approval rights over principals – who would be appointed by their hub on a five-year contract – and could ask for control over some or all of their property funding. But that is about it.
Teachers unions the New Zealand Educational Institute and the Post Primary Teachers’ Association welcomed the ‘‘bold’’ proposals.
The New Zealand School Trustees’ Association (NZSTA) was cautiously optimistic. President Lorraine Kerr liked the idea of letting school boards govern on the community’s behalf without becoming tied up in ‘‘business’’ activities that trustees were not always capable of handling.
She felt the report would not have gone far enough if it did not make people uncomfortable.
But ‘‘the devil will be in the details’’ , and the new system’s success would depend on government officials supporting and not ‘‘second guessing’’ education providers, she said.
Digital education expert Frances Valintine called the hubs idea ‘‘odd’’, comparing them to the health system’s district health boards.
‘‘Putting in another layer with an education hub is just going to slow things down, add cost and complexity,’’ she said.
Valintine said it made more sense for ministry of education staff already working in regional offices to do the hub work.
‘‘I imagine they just need to change some rules about how those entities perform,’’ she said.
SO HOW WILL THEY WORK
The person behind the Tomorrow’s Schools taskforce, chairman Bali Haque, says the hubs were not ‘‘a managerial layer on top of everything’’ but a support mechanism for schools and families.
The hubs would be made up of a small number of directors appointed by the minister of education.
Half would be educators – principals, exprincipals and education consultants – and the rest would be iwi representatives and ‘‘business people, people who understand organisational change’’, Haque said.
Some could cover large geographic areas where the population was widely dispersed.
A separate national hub would service kura kaupapa Ma¯ori (Ma¯ori immersion schools).

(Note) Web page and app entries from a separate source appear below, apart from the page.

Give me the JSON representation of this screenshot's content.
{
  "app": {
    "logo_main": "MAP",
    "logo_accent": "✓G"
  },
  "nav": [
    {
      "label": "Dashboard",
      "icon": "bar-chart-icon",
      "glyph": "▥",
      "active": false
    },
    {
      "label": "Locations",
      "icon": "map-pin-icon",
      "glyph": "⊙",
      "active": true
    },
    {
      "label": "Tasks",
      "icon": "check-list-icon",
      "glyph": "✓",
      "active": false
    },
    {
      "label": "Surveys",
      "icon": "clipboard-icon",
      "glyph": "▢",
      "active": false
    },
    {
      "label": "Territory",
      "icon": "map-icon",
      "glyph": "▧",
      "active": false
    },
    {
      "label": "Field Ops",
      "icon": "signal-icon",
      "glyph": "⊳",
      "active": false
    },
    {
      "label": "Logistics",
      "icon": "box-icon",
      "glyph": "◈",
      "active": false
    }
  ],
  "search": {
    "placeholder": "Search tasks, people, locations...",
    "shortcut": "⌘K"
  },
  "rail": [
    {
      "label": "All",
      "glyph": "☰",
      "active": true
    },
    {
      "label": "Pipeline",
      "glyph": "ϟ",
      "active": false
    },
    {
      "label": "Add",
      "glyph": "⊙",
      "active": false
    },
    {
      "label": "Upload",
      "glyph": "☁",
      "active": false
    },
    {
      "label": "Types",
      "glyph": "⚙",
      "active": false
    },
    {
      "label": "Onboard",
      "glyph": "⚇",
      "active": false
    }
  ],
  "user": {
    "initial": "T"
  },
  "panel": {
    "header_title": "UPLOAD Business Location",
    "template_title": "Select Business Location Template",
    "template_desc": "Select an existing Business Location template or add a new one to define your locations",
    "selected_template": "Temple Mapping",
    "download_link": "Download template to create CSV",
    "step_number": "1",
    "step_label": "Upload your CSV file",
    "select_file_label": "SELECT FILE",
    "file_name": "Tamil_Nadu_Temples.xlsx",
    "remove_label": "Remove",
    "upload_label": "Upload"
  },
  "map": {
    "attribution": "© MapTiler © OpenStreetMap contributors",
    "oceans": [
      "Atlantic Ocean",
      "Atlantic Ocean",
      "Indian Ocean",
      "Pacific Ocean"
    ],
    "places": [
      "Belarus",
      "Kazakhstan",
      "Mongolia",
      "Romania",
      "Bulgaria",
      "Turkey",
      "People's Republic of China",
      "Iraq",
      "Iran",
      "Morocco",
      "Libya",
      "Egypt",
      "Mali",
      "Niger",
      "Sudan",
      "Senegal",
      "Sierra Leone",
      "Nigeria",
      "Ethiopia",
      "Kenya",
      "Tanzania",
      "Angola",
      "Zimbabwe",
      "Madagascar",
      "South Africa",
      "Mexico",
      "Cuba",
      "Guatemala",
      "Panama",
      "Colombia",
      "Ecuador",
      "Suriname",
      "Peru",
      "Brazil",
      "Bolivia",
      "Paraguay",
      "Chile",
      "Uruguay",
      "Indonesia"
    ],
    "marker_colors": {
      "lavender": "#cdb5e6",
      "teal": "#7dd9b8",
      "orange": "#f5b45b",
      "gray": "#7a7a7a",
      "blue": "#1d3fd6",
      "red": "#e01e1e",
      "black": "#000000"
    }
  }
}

Haque said the size and composition of hubs would depend on their location: A hub in South Auckland would look different to a hub servicing rural schools.

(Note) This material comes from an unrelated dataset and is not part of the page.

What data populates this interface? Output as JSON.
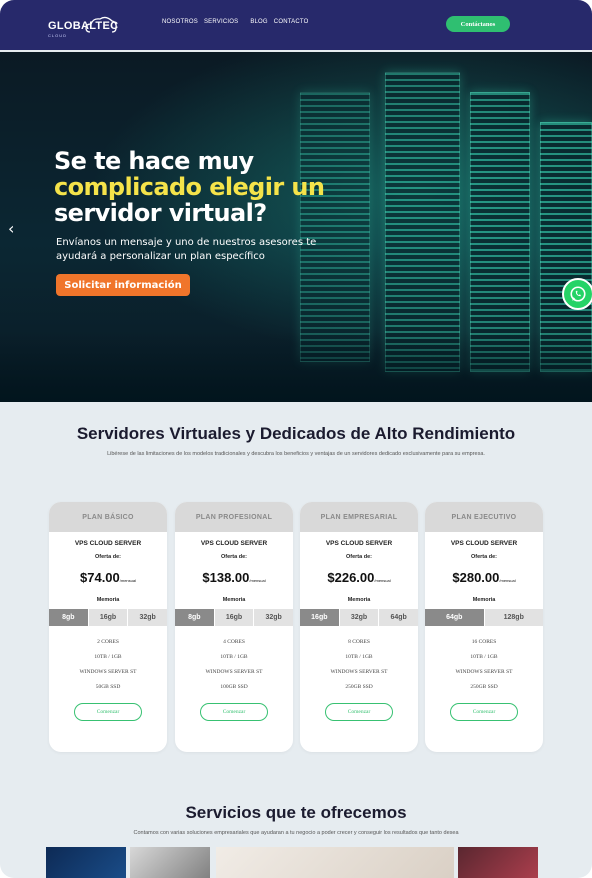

‘‘We don’t want a situation where a hub is responsible for a geographic area where they don’t know what’s happening in that school,’’ he said.
The minister of education would be able to dismiss poorly-performing hub directors, the taskforce’s report says.
The minutiae – how many directors each hub has, who they will be, and some of the hubs’ functions – would be ironed out after consultation closes on April 7.
Asked why there were no elected positions on the hubs, Haque said they were about better organisation, ‘‘not about representing schools’’.
He rejected the suggestion the hubs would be similar to district health boards, or the regional education boards that pre-dated the Tomorrow’s Schools reforms of the 1980s. He said it would take three to five years to make the recommendations reality.
‘‘We’re in this for the long haul,’’ he said. "Our view is that education can no longer be a political football.’’